At some point near the end of the thirtieth century of the Third Age, Saruman made contact with them and swayed them to his side by playing on their resentment and hatred of those who had taken what was theirs. The Dunlendings began to trouble Rohan again during the reign of King Thengel, with the Rohirrim not realising that the attacks were orchestrated by Saruman.
Saruman welcomed to Orthanc a large warband of these Dunlendings prior to the War of the Ring. The Wizard evidently convinced them that they could reclaim what had been taken, and during the early part of TA 3019, a fearsome raiding force comprising Dunlendings and Orcs (especially Uruk-hai) left Isengard and began ravaging the western settlements of Rohan. Previous attacks by Orcs had killed many Rohirrim at the Battles of the Fords of Isen, which bought sufficient time for the populace to flee to the Hornburg and other refuges in the White Mountains.
The Rohirrim's mercy surprised the Dunlendings, as Saruman had convinced them the Rohirrim would slaughter them all if given the chance.
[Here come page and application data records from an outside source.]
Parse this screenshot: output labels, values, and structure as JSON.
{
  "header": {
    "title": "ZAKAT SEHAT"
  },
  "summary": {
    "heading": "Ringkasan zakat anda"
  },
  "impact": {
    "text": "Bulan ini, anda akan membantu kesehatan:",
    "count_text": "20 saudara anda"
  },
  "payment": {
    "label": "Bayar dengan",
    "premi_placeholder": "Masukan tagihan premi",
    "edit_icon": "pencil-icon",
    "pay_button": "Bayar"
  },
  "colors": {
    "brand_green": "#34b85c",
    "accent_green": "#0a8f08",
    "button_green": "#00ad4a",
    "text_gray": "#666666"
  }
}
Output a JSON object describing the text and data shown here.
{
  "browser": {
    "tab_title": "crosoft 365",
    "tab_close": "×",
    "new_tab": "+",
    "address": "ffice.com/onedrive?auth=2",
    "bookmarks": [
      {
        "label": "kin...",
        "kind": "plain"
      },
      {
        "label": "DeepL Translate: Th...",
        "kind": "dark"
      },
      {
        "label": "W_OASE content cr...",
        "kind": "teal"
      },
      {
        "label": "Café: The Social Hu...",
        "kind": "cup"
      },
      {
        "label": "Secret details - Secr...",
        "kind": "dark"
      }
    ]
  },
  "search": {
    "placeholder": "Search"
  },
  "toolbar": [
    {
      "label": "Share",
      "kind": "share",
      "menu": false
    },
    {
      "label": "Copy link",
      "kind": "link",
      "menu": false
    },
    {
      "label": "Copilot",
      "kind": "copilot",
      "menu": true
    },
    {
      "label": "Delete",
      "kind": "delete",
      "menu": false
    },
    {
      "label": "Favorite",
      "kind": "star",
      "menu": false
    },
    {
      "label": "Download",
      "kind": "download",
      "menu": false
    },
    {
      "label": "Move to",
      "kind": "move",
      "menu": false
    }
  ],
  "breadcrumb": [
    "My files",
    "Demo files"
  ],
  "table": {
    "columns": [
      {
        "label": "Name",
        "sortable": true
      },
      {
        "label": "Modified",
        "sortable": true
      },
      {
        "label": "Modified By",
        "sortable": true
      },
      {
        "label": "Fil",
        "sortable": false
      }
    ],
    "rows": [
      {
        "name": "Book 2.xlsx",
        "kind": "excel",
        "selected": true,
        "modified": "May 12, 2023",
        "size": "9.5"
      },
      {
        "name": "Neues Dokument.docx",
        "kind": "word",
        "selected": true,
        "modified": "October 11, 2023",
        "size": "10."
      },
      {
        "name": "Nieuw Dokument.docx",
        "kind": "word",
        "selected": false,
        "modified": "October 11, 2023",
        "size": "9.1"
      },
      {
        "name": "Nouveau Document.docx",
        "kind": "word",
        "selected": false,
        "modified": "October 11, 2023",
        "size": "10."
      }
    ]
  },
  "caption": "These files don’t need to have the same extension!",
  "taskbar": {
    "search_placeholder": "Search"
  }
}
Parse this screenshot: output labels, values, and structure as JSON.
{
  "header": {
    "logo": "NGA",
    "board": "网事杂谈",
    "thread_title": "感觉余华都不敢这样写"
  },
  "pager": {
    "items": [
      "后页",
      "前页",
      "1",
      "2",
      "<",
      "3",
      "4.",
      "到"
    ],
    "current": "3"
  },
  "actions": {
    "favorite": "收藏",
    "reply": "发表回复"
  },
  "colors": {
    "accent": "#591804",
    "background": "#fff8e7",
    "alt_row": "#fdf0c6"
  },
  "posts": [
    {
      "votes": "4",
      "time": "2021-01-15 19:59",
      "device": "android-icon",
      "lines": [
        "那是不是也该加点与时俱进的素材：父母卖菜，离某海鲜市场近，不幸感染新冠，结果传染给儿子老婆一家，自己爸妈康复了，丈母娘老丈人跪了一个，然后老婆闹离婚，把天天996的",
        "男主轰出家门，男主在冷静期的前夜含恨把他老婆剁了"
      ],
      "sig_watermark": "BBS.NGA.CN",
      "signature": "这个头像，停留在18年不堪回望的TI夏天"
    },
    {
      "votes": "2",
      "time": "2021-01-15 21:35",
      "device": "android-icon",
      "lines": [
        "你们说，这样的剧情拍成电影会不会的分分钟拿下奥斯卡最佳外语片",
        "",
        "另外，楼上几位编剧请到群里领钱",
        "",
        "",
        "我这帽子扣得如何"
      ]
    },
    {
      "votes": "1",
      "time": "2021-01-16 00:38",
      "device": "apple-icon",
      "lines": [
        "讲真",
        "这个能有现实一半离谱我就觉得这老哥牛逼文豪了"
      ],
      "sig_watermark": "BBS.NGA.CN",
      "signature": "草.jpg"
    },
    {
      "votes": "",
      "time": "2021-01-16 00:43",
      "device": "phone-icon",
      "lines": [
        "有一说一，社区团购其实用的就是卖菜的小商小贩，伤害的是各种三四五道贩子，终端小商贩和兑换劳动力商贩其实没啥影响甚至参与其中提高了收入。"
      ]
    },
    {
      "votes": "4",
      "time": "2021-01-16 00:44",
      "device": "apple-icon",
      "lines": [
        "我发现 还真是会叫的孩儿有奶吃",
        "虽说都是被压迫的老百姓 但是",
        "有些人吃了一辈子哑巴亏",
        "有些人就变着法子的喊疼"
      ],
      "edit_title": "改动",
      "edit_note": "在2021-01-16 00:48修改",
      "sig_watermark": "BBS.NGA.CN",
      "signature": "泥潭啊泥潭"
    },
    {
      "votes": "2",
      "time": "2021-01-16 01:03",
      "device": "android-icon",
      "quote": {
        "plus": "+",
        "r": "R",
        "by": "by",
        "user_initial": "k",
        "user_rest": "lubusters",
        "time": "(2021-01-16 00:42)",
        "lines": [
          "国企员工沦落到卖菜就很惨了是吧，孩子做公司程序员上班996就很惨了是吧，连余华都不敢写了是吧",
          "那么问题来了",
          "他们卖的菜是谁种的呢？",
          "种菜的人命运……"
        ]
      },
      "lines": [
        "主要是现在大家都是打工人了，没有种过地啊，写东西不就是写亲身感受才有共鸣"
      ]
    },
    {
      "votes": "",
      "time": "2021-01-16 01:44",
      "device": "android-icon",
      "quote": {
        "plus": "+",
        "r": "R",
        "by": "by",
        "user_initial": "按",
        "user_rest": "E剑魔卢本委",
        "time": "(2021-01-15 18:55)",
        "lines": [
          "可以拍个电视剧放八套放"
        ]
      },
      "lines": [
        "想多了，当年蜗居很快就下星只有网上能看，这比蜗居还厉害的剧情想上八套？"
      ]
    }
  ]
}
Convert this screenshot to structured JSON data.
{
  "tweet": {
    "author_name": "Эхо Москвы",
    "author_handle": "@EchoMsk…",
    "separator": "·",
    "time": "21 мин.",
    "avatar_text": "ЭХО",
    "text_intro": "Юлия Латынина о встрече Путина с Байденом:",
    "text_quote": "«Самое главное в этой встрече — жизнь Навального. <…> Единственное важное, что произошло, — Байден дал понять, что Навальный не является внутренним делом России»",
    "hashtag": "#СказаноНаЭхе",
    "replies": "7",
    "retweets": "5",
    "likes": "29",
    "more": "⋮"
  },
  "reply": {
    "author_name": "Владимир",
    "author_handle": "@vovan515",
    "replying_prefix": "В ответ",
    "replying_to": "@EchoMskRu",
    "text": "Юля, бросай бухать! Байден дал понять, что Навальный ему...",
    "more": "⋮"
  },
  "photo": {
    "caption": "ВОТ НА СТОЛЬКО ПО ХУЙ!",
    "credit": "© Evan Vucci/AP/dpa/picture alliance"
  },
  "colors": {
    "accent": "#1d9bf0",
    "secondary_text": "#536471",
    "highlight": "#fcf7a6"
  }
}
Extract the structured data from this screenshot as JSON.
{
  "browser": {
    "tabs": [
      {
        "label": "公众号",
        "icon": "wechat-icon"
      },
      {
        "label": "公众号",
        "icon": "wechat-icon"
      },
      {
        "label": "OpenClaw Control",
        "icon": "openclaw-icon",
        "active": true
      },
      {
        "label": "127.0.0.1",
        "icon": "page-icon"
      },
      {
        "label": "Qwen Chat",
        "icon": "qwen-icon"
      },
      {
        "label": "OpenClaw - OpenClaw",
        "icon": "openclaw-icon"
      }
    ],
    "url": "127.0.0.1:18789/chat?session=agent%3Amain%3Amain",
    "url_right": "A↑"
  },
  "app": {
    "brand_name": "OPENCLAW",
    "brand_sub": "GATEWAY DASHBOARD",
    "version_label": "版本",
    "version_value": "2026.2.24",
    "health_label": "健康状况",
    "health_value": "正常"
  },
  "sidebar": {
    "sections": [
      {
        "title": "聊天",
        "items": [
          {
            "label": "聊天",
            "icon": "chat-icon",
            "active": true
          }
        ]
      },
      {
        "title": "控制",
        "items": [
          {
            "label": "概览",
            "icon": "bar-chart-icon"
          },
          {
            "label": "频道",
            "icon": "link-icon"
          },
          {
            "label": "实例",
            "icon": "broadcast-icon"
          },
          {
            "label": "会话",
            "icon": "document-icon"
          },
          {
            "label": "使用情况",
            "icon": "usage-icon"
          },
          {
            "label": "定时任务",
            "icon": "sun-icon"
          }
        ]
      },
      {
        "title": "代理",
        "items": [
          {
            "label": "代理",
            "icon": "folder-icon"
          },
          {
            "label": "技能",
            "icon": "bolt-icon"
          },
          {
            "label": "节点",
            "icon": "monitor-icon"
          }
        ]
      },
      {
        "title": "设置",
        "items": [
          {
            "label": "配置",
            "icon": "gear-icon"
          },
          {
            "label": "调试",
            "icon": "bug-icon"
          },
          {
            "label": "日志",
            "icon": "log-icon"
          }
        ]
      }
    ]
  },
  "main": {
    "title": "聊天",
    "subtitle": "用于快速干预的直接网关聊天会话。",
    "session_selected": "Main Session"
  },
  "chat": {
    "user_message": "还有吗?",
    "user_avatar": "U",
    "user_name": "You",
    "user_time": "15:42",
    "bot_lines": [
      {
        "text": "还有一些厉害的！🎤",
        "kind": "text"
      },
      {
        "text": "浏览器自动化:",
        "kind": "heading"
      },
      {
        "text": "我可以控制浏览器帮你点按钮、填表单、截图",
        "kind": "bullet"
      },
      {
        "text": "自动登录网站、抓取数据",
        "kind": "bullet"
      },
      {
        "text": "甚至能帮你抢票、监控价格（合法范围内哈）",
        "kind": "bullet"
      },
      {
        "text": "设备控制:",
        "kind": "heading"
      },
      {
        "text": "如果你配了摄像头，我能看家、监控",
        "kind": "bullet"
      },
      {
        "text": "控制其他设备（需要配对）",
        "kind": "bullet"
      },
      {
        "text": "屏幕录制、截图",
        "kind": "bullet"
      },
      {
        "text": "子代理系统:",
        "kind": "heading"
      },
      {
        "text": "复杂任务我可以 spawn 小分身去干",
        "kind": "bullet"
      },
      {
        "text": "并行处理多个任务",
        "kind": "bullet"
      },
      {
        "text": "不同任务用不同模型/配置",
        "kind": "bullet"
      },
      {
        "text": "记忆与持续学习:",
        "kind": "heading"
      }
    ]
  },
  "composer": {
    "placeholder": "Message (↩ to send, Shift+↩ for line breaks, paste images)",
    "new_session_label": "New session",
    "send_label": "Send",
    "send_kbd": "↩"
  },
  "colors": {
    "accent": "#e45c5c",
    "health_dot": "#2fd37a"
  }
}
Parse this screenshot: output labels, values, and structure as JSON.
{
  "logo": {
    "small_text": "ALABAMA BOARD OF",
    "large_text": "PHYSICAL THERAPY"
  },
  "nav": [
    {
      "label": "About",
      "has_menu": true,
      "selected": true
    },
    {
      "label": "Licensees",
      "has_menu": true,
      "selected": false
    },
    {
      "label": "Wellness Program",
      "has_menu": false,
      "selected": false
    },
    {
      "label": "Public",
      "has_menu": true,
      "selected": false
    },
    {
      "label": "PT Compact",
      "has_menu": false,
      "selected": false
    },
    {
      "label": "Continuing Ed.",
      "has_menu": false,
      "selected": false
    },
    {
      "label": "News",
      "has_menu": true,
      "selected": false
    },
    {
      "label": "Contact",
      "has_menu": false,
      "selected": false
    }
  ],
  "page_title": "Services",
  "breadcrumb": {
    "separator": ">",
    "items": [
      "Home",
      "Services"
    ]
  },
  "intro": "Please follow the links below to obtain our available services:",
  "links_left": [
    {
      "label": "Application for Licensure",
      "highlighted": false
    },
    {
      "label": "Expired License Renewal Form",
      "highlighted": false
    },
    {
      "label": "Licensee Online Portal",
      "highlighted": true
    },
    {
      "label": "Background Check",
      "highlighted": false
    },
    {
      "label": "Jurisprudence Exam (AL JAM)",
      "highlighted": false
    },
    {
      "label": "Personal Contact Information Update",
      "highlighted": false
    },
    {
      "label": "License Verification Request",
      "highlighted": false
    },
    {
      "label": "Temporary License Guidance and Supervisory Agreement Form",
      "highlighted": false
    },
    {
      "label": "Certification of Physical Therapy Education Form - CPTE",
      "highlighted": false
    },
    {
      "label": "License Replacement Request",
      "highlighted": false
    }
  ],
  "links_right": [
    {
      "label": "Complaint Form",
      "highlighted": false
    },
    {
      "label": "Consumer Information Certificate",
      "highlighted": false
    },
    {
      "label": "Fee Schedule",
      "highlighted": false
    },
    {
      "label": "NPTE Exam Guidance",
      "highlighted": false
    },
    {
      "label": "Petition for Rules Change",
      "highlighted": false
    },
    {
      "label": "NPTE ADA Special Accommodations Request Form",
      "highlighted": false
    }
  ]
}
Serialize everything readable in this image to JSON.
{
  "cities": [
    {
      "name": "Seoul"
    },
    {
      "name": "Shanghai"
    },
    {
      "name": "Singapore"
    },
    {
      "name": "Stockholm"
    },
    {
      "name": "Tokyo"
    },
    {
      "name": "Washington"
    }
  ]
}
When Gandalf, Frodo Baggins, Sam Gamgee, Merry Brandybuck, and Pippin Took were traveling through Dunland on their way back towards theShire, the Dunlendings in that area hid from them. In the following decades Dunland was incorporated into the Reunited Kingdom.
The Dunlending hill-folk were used to living in harsh conditions, often seen in leather garb and fur cloaks. They may have been related to the Snowmen of Forochel in the north. They were a tough, hardy people, big and powerful with long, unkempt hair and beards. The Dunlendings, because they lived in the hilly and forested area of Dunland, most likely hunted, foraged, and fished for food, with agriculture being a lesser form of food production.
They are once described as using cavalry, at the Fords of Isen. Their typical weaponry is not specified.
Portrayal in adaptations
The Lord of the Rings films
In Peter Jackson's The Lord of the Rings film trilogy, the men of Dunland are portrayed as a tribe of vile men who accept Saruman's offer to serve Sauron, by aiding him destroy the kingdoms of Men. They band together with Isengard Orcs and start raiding the villages of Rohan. In the extended version of The Two Towers, the Dunlending chieftain is seen making a blood oath to Saruman in the wizard's tower of Orthanc.
The Lord of the Rings: The Battle for Middle-earth II
The Dunlendings (named Wildmen of Dunland) are summonable units of Isengard or of the Goblin faction, from a 10-point power.
The Lord of the Rings Online
The Dunlendings appear as both enemies and allies in The Lord of the Rings Online, and, like most Hill-men in the game, are based loosely on Celtic tribes. The Dunlendings are not a unified entity, but rather a collection of clans named after their spirit animal (ox, boar, stag, falcon, dragon etc.) who often raid one another, with some weaker clans either enslaved or outright wiped out. Many wish to see all of Dunland unified as one and that dream was exploited by Saruman, although not all clans joined with him and many oppose his influence either openly or in secret. Large clans span over multiple villages, and each village is led by a hereditary "Brenin" advised by a council of "Brehures". Most Dunlendings are simple farmers and herdsmen and their buildings are made of wood, straw and raw stone. All Dunlending men and women of age feature prominent facial markings, whether they are face paint or permanent tattoos is not specified.
|Foreign Language||Translated name|
|Italian||Uomini del Dunland|
|Serbian||Дунлендингс (Cyrillic) Dunlendings (Latin)|
|Uzbek||Дунлендингс (Cyrillic) Dunlendings (Latin)|
The People of Middle-earth